Wall Street is bullish on Tesla, but bearish on Musk
Tesla’s $24.3 billion in revenues for the fourth quarter outperformed Wall Street’s estimates of $24.2 billion. One other upside was the earnings per share of $1.19, which beat the Street’s estimates of $1.13. Tesla took hits on its margins due partly to the value cuts it performed on its vehicle lineup, and from the expansion of its Nevada factories.
Goldman Sachs equity analyst Mark Delaney wrote in a note to clients that the corporate’s stock will outperform the market with a price goal of $200. Nonetheless, Delaney asserted that one big challenge to his thesis was a “key person risk,” an apparent reference to Musk.

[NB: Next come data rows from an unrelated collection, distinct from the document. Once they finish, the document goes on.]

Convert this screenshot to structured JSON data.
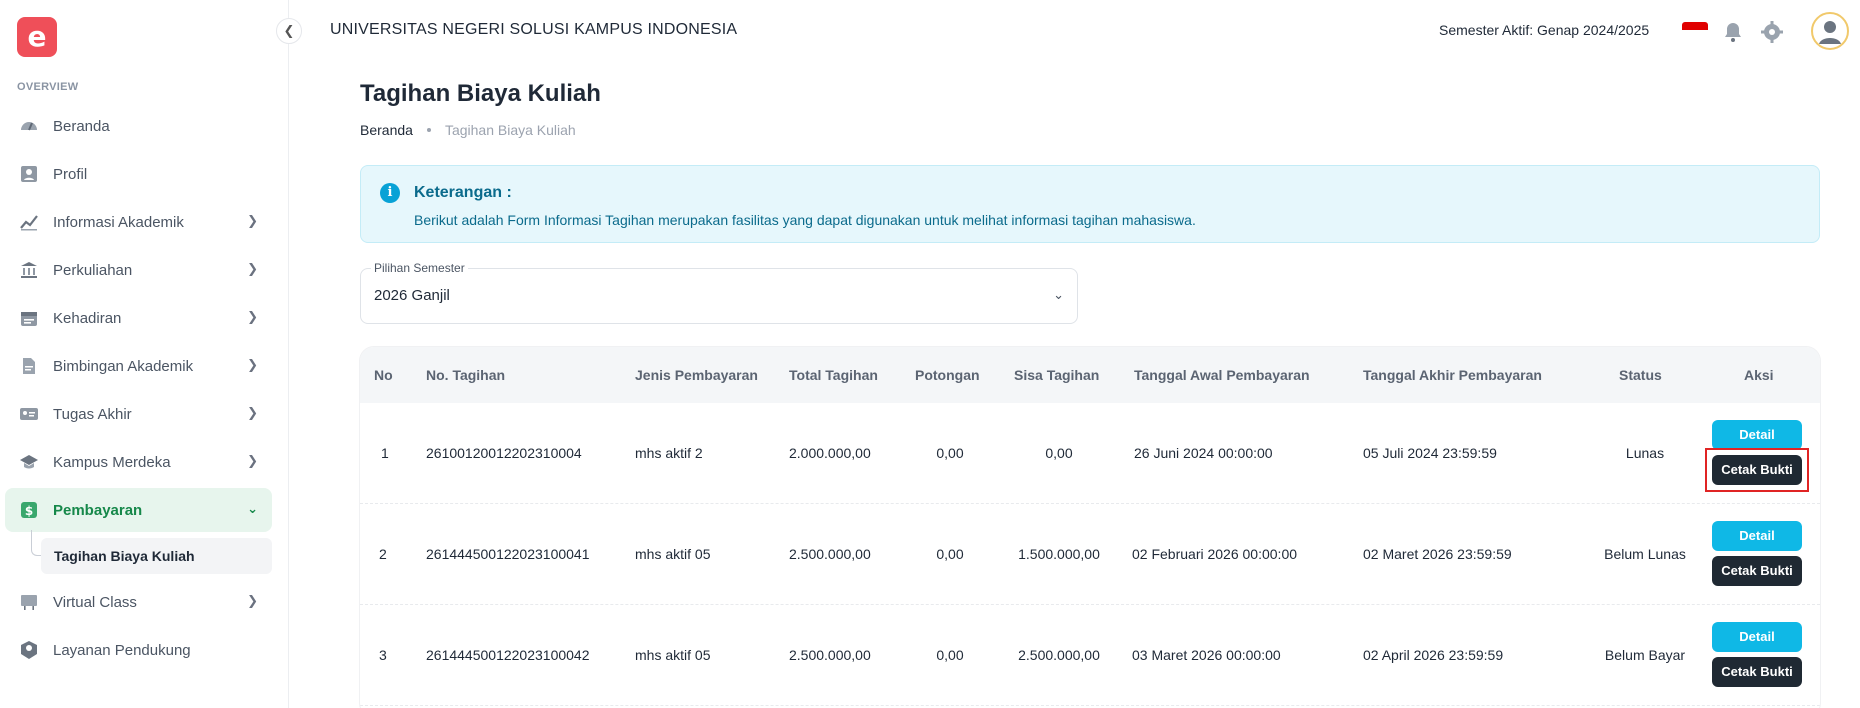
{
  "brand": {
    "logo_letter": "e"
  },
  "sidebar": {
    "section_label": "OVERVIEW",
    "items": [
      {
        "label": "Beranda",
        "icon": "gauge-icon",
        "has_chevron": false
      },
      {
        "label": "Profil",
        "icon": "user-card-icon",
        "has_chevron": false
      },
      {
        "label": "Informasi Akademik",
        "icon": "chart-up-icon",
        "has_chevron": true
      },
      {
        "label": "Perkuliahan",
        "icon": "building-icon",
        "has_chevron": true
      },
      {
        "label": "Kehadiran",
        "icon": "calendar-icon",
        "has_chevron": true
      },
      {
        "label": "Bimbingan Akademik",
        "icon": "document-icon",
        "has_chevron": true
      },
      {
        "label": "Tugas Akhir",
        "icon": "id-card-icon",
        "has_chevron": true
      },
      {
        "label": "Kampus Merdeka",
        "icon": "graduation-cap-icon",
        "has_chevron": true
      },
      {
        "label": "Pembayaran",
        "icon": "money-icon",
        "has_chevron": true,
        "active": true
      },
      {
        "label": "Virtual Class",
        "icon": "board-icon",
        "has_chevron": true
      },
      {
        "label": "Layanan Pendukung",
        "icon": "support-box-icon",
        "has_chevron": false
      }
    ],
    "sub_item": "Tagihan Biaya Kuliah"
  },
  "header": {
    "university": "UNIVERSITAS NEGERI SOLUSI KAMPUS INDONESIA",
    "semester_active": "Semester Aktif: Genap 2024/2025"
  },
  "page": {
    "title": "Tagihan Biaya Kuliah",
    "breadcrumb": {
      "home": "Beranda",
      "current": "Tagihan Biaya Kuliah"
    }
  },
  "alert": {
    "title": "Keterangan :",
    "text": "Berikut adalah Form Informasi Tagihan merupakan fasilitas yang dapat digunakan untuk melihat informasi tagihan mahasiswa."
  },
  "semester_select": {
    "label": "Pilihan Semester",
    "value": "2026 Ganjil"
  },
  "table": {
    "headers": {
      "no": "No",
      "no_tagihan": "No. Tagihan",
      "jenis": "Jenis Pembayaran",
      "total": "Total Tagihan",
      "potongan": "Potongan",
      "sisa": "Sisa Tagihan",
      "awal": "Tanggal Awal Pembayaran",
      "akhir": "Tanggal Akhir Pembayaran",
      "status": "Status",
      "aksi": "Aksi"
    },
    "rows": [
      {
        "no": "1",
        "no_tagihan": "26100120012202310004",
        "jenis": "mhs aktif 2",
        "total": "2.000.000,00",
        "potongan": "0,00",
        "sisa": "0,00",
        "awal": "26 Juni 2024 00:00:00",
        "akhir": "05 Juli 2024 23:59:59",
        "status": "Lunas"
      },
      {
        "no": "2",
        "no_tagihan": "261444500122023100041",
        "jenis": "mhs aktif 05",
        "total": "2.500.000,00",
        "potongan": "0,00",
        "sisa": "1.500.000,00",
        "awal": "02 Februari 2026 00:00:00",
        "akhir": "02 Maret 2026 23:59:59",
        "status": "Belum Lunas"
      },
      {
        "no": "3",
        "no_tagihan": "261444500122023100042",
        "jenis": "mhs aktif 05",
        "total": "2.500.000,00",
        "potongan": "0,00",
        "sisa": "2.500.000,00",
        "awal": "03 Maret 2026 00:00:00",
        "akhir": "02 April 2026 23:59:59",
        "status": "Belum Bayar"
      }
    ],
    "detail_label": "Detail",
    "cetak_label": "Cetak Bukti"
  },
  "colors": {
    "accent_green": "#16884a",
    "detail_button": "#0fb8e6",
    "cetak_button": "#1f2933",
    "logo": "#ef4f59",
    "alert_bg": "#e6f7fc"
  }
}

John Murphy at Bank of America considers Musk’s “regular media updates on Twitter” a headwind for the stock since it serves “as a distraction for TSLA management.” All in all, nevertheless, Murphy believes the corporate sits at a good valuation and took a neutral position on the stock.
Dan Ives of Wedbush Securities stays bullish on Tesla. While he’s often been a critic of its top brass, looked as if it would praise Musk for not shying away from the concerns surrounding Twitter, and stated that the CEO is “embracing the complex spider-web relationship between Twitter and Tesla which can have a mixed response from investors.”
Wall Street thinks Twitter is a costly distraction
Musk isn’t improper in that he and Tesla are reasonably popular on Twitter. Musk’s 127 million follower count is second to former US President Barack Obama’s 133 million. Moreover, Tesla, with over 19 million followers, outpaces some other automotive company’s account on the platform. (At a look, BMW’s 2.4 million followers seems the closest.)
But how a lot of Musk’s and Tesla’s followers converted to sales based on the content coming from those accounts? And the way a lot of those followers are bots, rarely used accounts, or there to gawk on the side show of the CEO billionaire? That is a component of the query Musk didn’t answer through the call.
Whether Musk and company desires to admit it; regardless of the Technoking says and does on- and off-line has affected Tesla’s brand, and subsequently its stock.
Tesla’s stock price fell not long after Musk announced the Twitter deal and reports revealed that he would use his Tesla shares to assist finance the deal. Musk tried to lift the stock by saying he would not use Tesla shares, but that was a tough promise to maintain. Musk is alleged to have sold $23 billion price of Tesla shares last yr to support the debt and equity purchase of Twitter for $44 billion.
The corporate’s stock fell more after the acquisition finished in October and once more when news of Musk’s brutal company restructuring made headlines. By the top of 2022, the stock had lost greater than half (62%, to be precise) of its value since April.
Musk’s tweets have also landed him in trouble with investors and Tesla owners. Last week, he took the stand at a shareholders trial to defend his infamous 2018 “funding secured” tweet. Insider has previously reported that Tesla owners and investors have been so ruffled by Musk’s controversial tweets that some have ditched the brand.
But Tesla’s stock was facing greater than Twitter drama last yr. The corporate was coping with supply-chain issues, inflation, and changes to the Inflation Reduction Act. On top of all that, consumers’ pockets were tightening from uncertainty around the longer term of the economy, causing a slump in demand. As in most things, there’s all the time more to the story — but you may’t deny the impact of Musk’s Twitter habits, either.
Most of the analysts said they’re looking forward to Tesla’s Investor Day on March 1 where the corporate will share more about its growth plans. Ives identified, the Twitter noise is beginning to dissipate and the demand story shall be front and center for 2023.